ON MY MIND
We've got the aftermath of nationwide protests. And we've got the anticipation of new sanctions.
This weekend, thousands of Russians heeded opposition leader Aleksei Navalny's call for nationwide protests against a presidential election they are calling a sham.
And as Russians return to work this week, the U.S. Treasury is set to release a list of the most politically connected Russian oligarchs, who could be subject to new sanctions.
On this week's Power Vertical Briefing (featured below), we look at the aftermath of the protests and the anticipation of the list.
So be sure to tune in!
IN THE NEWS
At least 350 people, including opposition leader Aleksei Navalny, were detained across Russia as they rallied in support of an election boycott on January 28.
The United States and Poland on January 27 took a common stand against a planned gas pipeline linking Russia to Germany, saying it is politicizing energy and undermining attempts to make Europe less dependent on Russian resources.
A Moscow cinema that screened a satirical movie about Soviet dictator Josef Stalin in defiance of an official ban has announced that it will stop showing the film after a raid by police.
U.S. suggestions on deploying a UN mission in war-ravaged eastern Ukraine look quite feasible and Russia will study them carefully, Kremlin aide Vladislav Surkov was quoted as saying by Russian media after meeting with his American counterpart, Kurt Volker.
Vladimir Putin is scheduled to meet with Israeli Prime Minister Benjamin Netanyahu in Moscow today for talks expected to include the Syrian conflict and Iran’s presence in the country.
Yury Dmitriyev, a Russian historian and activist who is being tried on child pornography charges his supporters say are politically motivated, has been released from pretrial custody, Russian media reported.
Two influential Republican senators have urged U.S. President Donald Trump to avoid public comments about the special counsel’s probe into potential contacts with Russia during his 2016 campaign.
The FBI has released dozens of pages from its investigation into the death of Mikhail Lesin, files that largely corroborate earlier police and other reports about the circumstances behind the former Russian press minister's 2015 death.
Finnish President Sauli Niinisto has scored a landslide first-round reelection victory, an apparent vote of confidence for his delicate balancing of managing ties with neighbor Russia and the West.
Pope Francis has visited a Ukrainian Greek-Catholic basilica in Rome, paying tribute to Catholics who perished in Ukraine because of their faith during the time of Soviet rule.
Russia-friendly incumbent Milos Zeman has been reelected president of the Czech Republic for a second five-year term after winning a closely fought, often divisive, election.
NEW POWER VERTICAL BRIEFING
On this week's Power Vertical Briefing, we look at the aftermath of this weekend's protests and Aleksei Navalny's ongoing quest for an election boycott.
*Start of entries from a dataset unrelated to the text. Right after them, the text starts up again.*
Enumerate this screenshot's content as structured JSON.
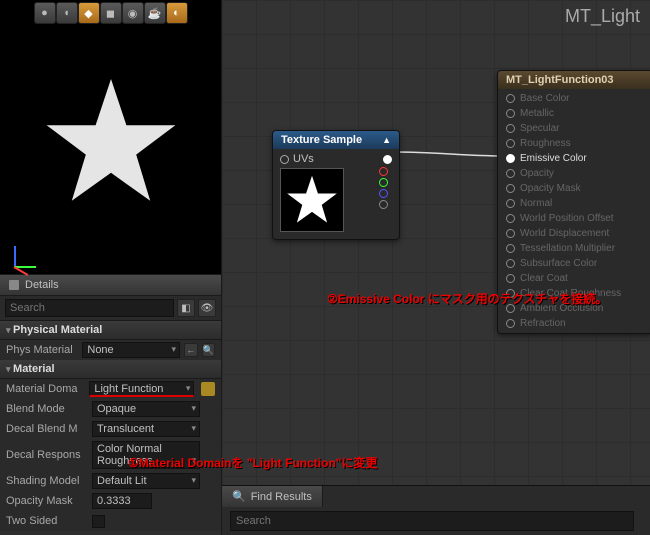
{
  "graph_title": "MT_Light",
  "details": {
    "tab_label": "Details",
    "search_placeholder": "Search"
  },
  "physical_material": {
    "header": "Physical Material",
    "phys_label": "Phys Material",
    "phys_value": "None"
  },
  "material": {
    "header": "Material",
    "domain_label": "Material Doma",
    "domain_value": "Light Function",
    "blend_label": "Blend Mode",
    "blend_value": "Opaque",
    "decal_label": "Decal Blend M",
    "decal_value": "Translucent",
    "response_label": "Decal Respons",
    "response_value": "Color Normal Roughness",
    "shading_label": "Shading Model",
    "shading_value": "Default Lit",
    "opacity_label": "Opacity Mask",
    "opacity_value": "0.3333",
    "twosided_label": "Two Sided"
  },
  "texsample": {
    "title": "Texture Sample",
    "uvs": "UVs"
  },
  "matnode": {
    "title": "MT_LightFunction03",
    "pins": [
      "Base Color",
      "Metallic",
      "Specular",
      "Roughness",
      "Emissive Color",
      "Opacity",
      "Opacity Mask",
      "Normal",
      "World Position Offset",
      "World Displacement",
      "Tessellation Multiplier",
      "Subsurface Color",
      "Clear Coat",
      "Clear Coat Roughness",
      "Ambient Occlusion",
      "Refraction"
    ],
    "active_pin_index": 4
  },
  "find": {
    "tab_label": "Find Results",
    "placeholder": "Search"
  },
  "annotations": {
    "a1": "①Material Domainを \"Light Function\"に変更",
    "a2": "②Emissive Color にマスク用のテクスチャを接続。"
  }
}
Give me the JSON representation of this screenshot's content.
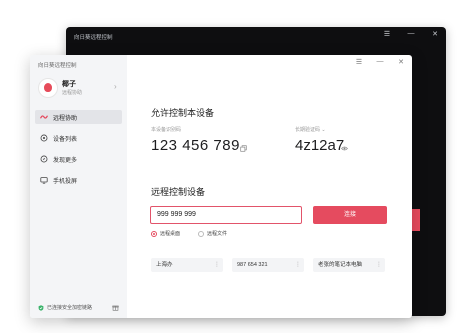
{
  "background_window": {
    "title": "向日葵远程控制",
    "controls": [
      "☰",
      "—",
      "✕"
    ]
  },
  "app": {
    "title": "向日葵远程控制",
    "window_controls": [
      "☰",
      "—",
      "✕"
    ]
  },
  "user": {
    "name": "椰子",
    "subtitle": "远程协助",
    "chevron": "›"
  },
  "sidebar": {
    "items": [
      {
        "label": "远程协助",
        "icon": "remote-assist-icon",
        "active": true
      },
      {
        "label": "设备列表",
        "icon": "device-list-icon",
        "active": false
      },
      {
        "label": "发现更多",
        "icon": "discover-icon",
        "active": false
      },
      {
        "label": "手机投屏",
        "icon": "screen-cast-icon",
        "active": false
      }
    ],
    "secure_text": "已连接安全加密链路"
  },
  "allow_control": {
    "heading": "允许控制本设备",
    "device_code_label": "本设备识别码",
    "device_code": "123 456 789",
    "passcode_label": "长期验证码 ⌄",
    "passcode": "4z12a7"
  },
  "remote_control": {
    "heading": "远程控制设备",
    "input_value": "999 999 999",
    "connect_label": "连接",
    "modes": [
      {
        "label": "远程桌面",
        "checked": true
      },
      {
        "label": "远程文件",
        "checked": false
      }
    ]
  },
  "recent_devices": [
    {
      "label": "上海办"
    },
    {
      "label": "987 654 321"
    },
    {
      "label": "老张的笔记本电脑"
    }
  ],
  "colors": {
    "accent": "#e54b5f",
    "sidebar_bg": "#f4f5f7",
    "dark_window_bg": "#0e0e10"
  }
}
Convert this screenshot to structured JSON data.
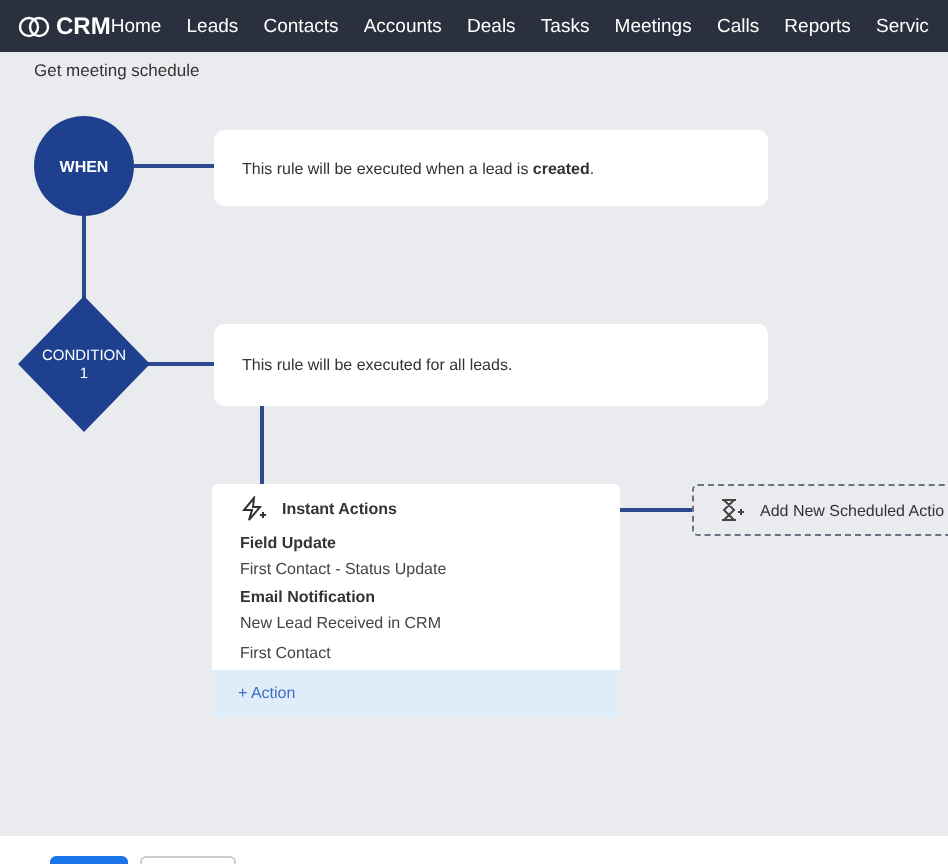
{
  "nav": {
    "logo": "CRM",
    "items": [
      "Home",
      "Leads",
      "Contacts",
      "Accounts",
      "Deals",
      "Tasks",
      "Meetings",
      "Calls",
      "Reports",
      "Servic"
    ]
  },
  "breadcrumb": "Get meeting schedule",
  "flow": {
    "trigger": {
      "label": "WHEN",
      "text": "This rule will be executed when a lead is **created**."
    },
    "condition": {
      "label": "CONDITION",
      "number": "1",
      "text": "This rule will be executed for all leads."
    },
    "instant_actions": {
      "title": "Instant Actions",
      "actions": [
        {
          "type": "Field Update",
          "details": [
            "First Contact - Status Update"
          ]
        },
        {
          "type": "Email Notification",
          "details": [
            "New Lead Received in CRM",
            "First Contact"
          ]
        }
      ],
      "add_label": "+ Action"
    },
    "scheduled": {
      "label": "Add New Scheduled Actio"
    }
  },
  "footer_buttons": [
    {
      "kind": "primary"
    },
    {
      "kind": "secondary"
    }
  ]
}
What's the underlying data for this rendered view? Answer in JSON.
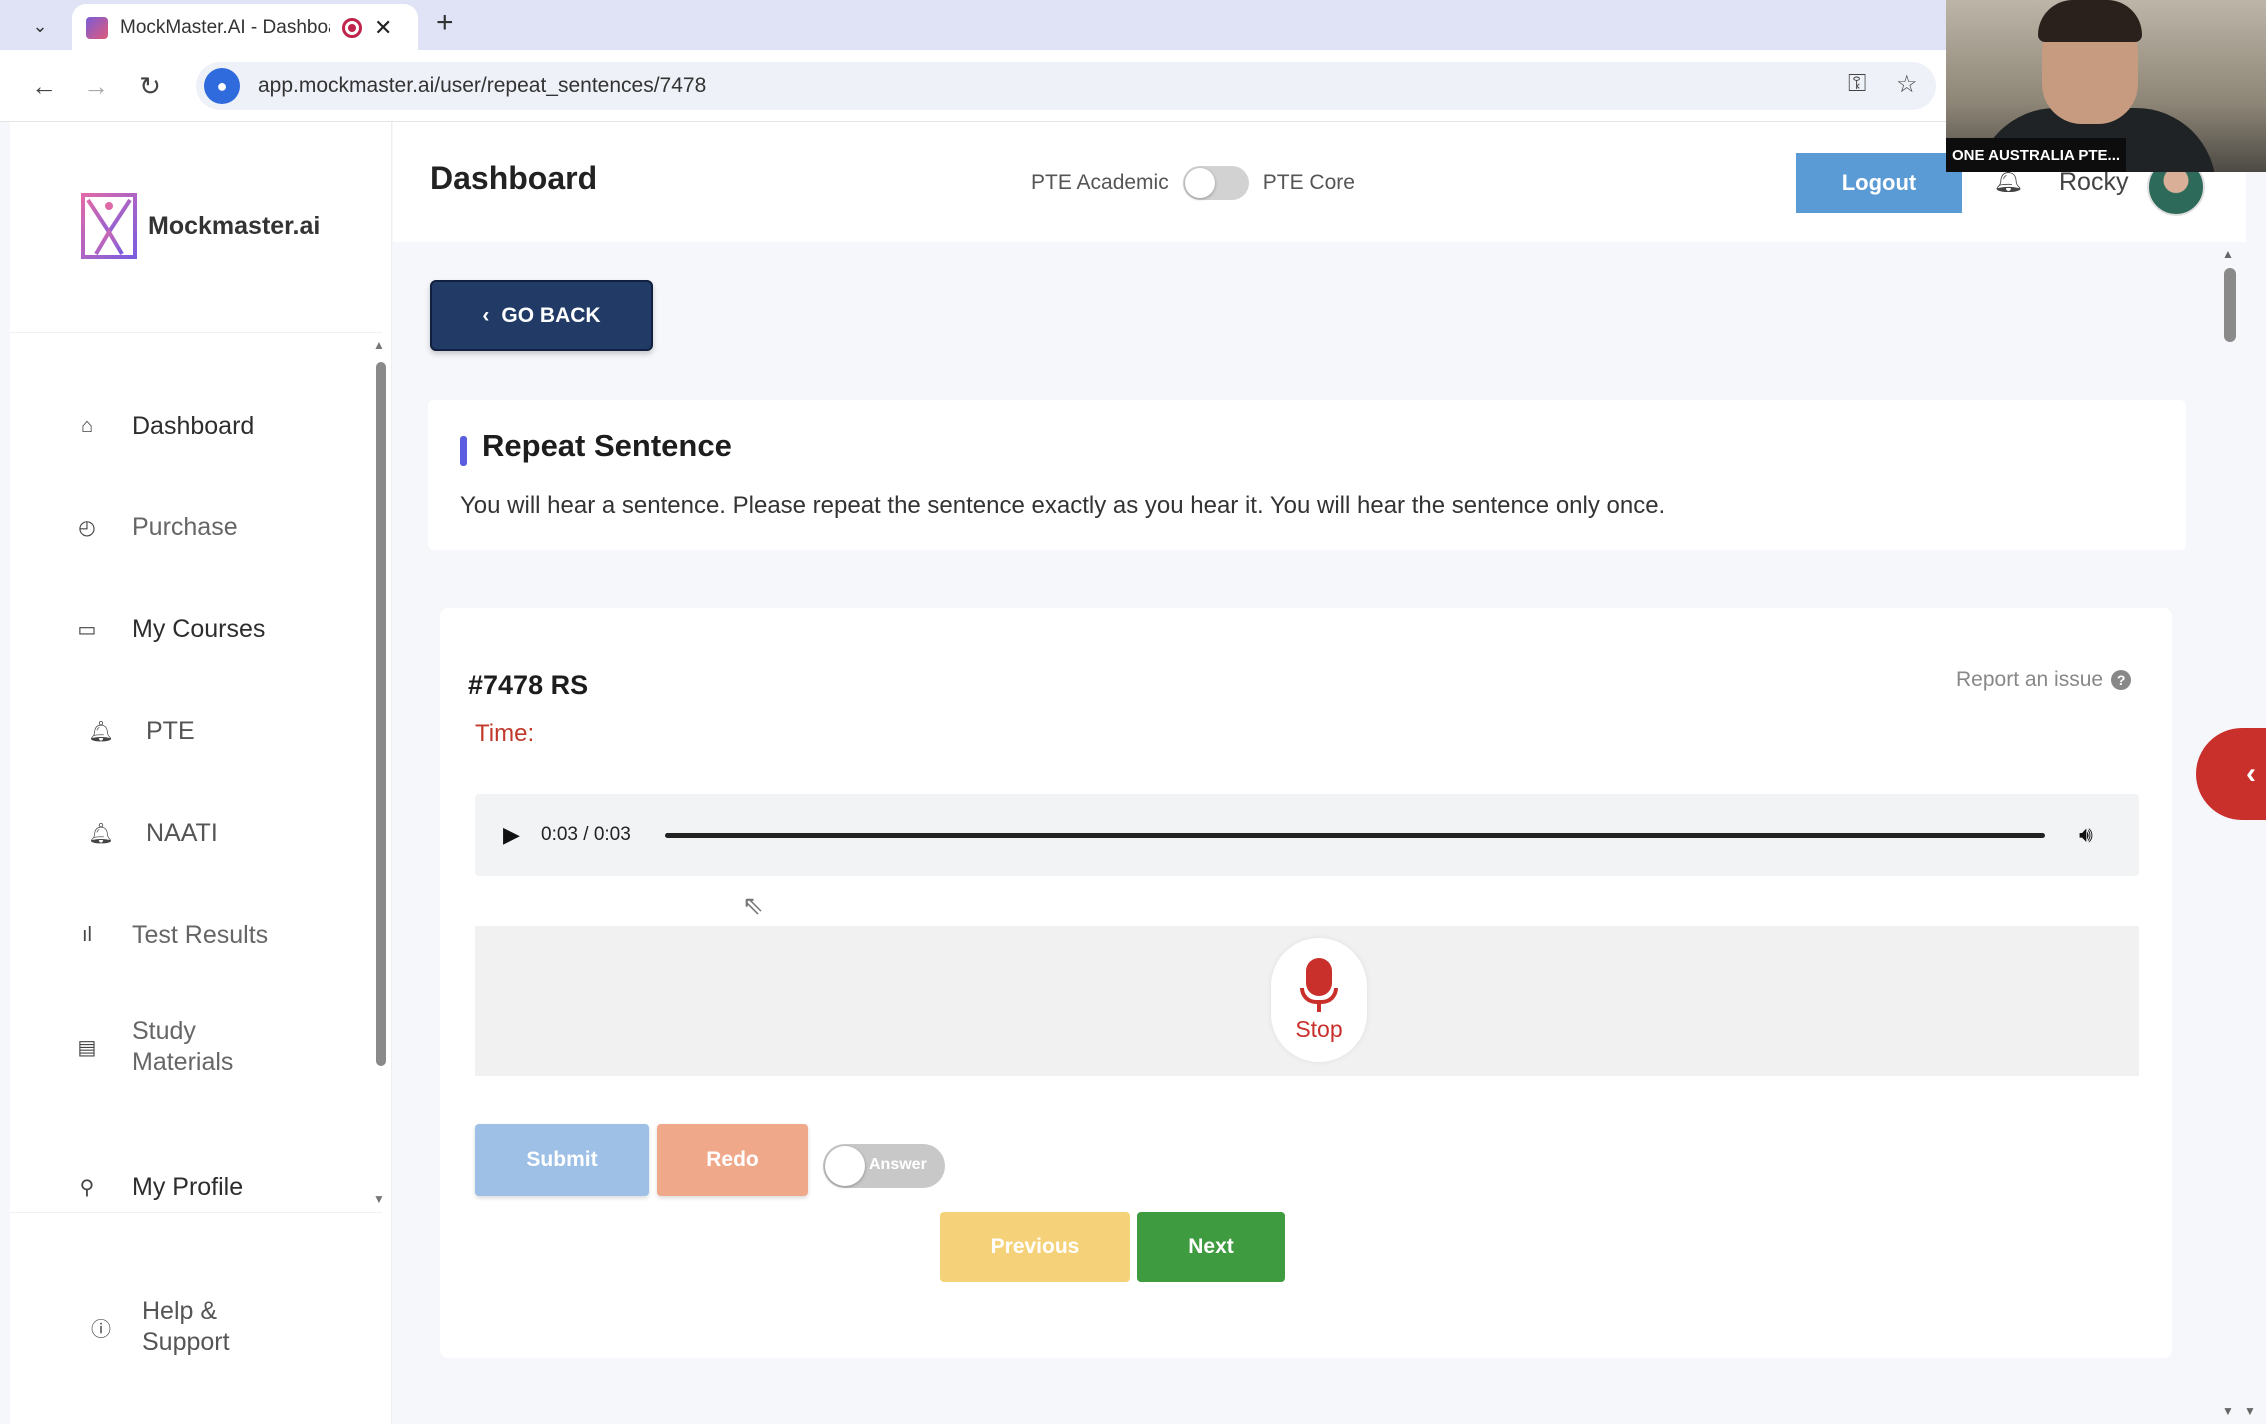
{
  "browser": {
    "tab_title": "MockMaster.AI - Dashboard",
    "url": "app.mockmaster.ai/user/repeat_sentences/7478"
  },
  "webcam": {
    "caption": "ONE AUSTRALIA PTE..."
  },
  "brand": {
    "name": "Mockmaster.ai"
  },
  "sidebar": {
    "items": [
      {
        "label": "Dashboard",
        "icon": "home-icon"
      },
      {
        "label": "Purchase",
        "icon": "check-circle-icon"
      },
      {
        "label": "My Courses",
        "icon": "book-icon"
      },
      {
        "label": "PTE",
        "icon": "bell-icon"
      },
      {
        "label": "NAATI",
        "icon": "bell-icon"
      },
      {
        "label": "Test Results",
        "icon": "bar-chart-icon"
      },
      {
        "label": "Study Materials",
        "icon": "notebook-icon"
      },
      {
        "label": "My Profile",
        "icon": "user-icon"
      }
    ],
    "help": {
      "label": "Help & Support",
      "icon": "question-circle-icon"
    }
  },
  "header": {
    "title": "Dashboard",
    "mode_left": "PTE Academic",
    "mode_right": "PTE Core",
    "logout_label": "Logout",
    "username": "Rocky"
  },
  "main": {
    "go_back_label": "GO BACK",
    "section_title": "Repeat Sentence",
    "instructions": "You will hear a sentence. Please repeat the sentence exactly as you hear it. You will hear the sentence only once.",
    "question_id": "#7478 RS",
    "report_label": "Report an issue",
    "time_label": "Time:",
    "audio": {
      "time": "0:03 / 0:03",
      "progress": 1.0
    },
    "record_label": "Stop",
    "submit_label": "Submit",
    "redo_label": "Redo",
    "answer_label": "Answer",
    "previous_label": "Previous",
    "next_label": "Next"
  },
  "colors": {
    "accent_blue": "#213b66",
    "logout_blue": "#5b9bd5",
    "record_red": "#c9302c",
    "next_green": "#3f9b3f",
    "previous_yellow": "#f5d27a",
    "redo_orange": "#f0a88a",
    "submit_blue": "#9ec0e6"
  }
}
We also discuss the U.S. Treasury Department's anticipated release of a list of the most politically connected Russian oligarchs, who could be subject to sanctions.
WHAT I'M READING
Russia And The Czech Election
Anastasia Kirilenko has a piece in The Insider looking at Czech President Milos Zeman's ties to the Kremlin.
And in his column for Raam Op Rusland, Mark Galeotti of the Institute for International Relations in Prague looks at the reelection of Zeman and what it shows about the "limits and opportunities" of Moscow's meddling.
Sharp Power Vs. Soft Power
In Foreign Affairs, Joseph Nye looks at how "sharp power" threatens "soft power."
Restructuring The Siloviki?
Ilya Rozhdestvensky has a piece in Novoya Vremya-New Times looking at a possible reorganization of the Russian security services after the presidential election.
Protests And The Putin System
In his column for Republic.ru, political commentator and opposition journalist Oleg Kashin looks at how opposition protests are becoming an inexorable part of the Putin system.
The Dossier And The Kremlin's Playbook
In The Wall Street Journal, former CIA official Daniel Hoffman argues that the tactics outlined in the so-called "Steele Dossier" fit the Kremlin's playbook.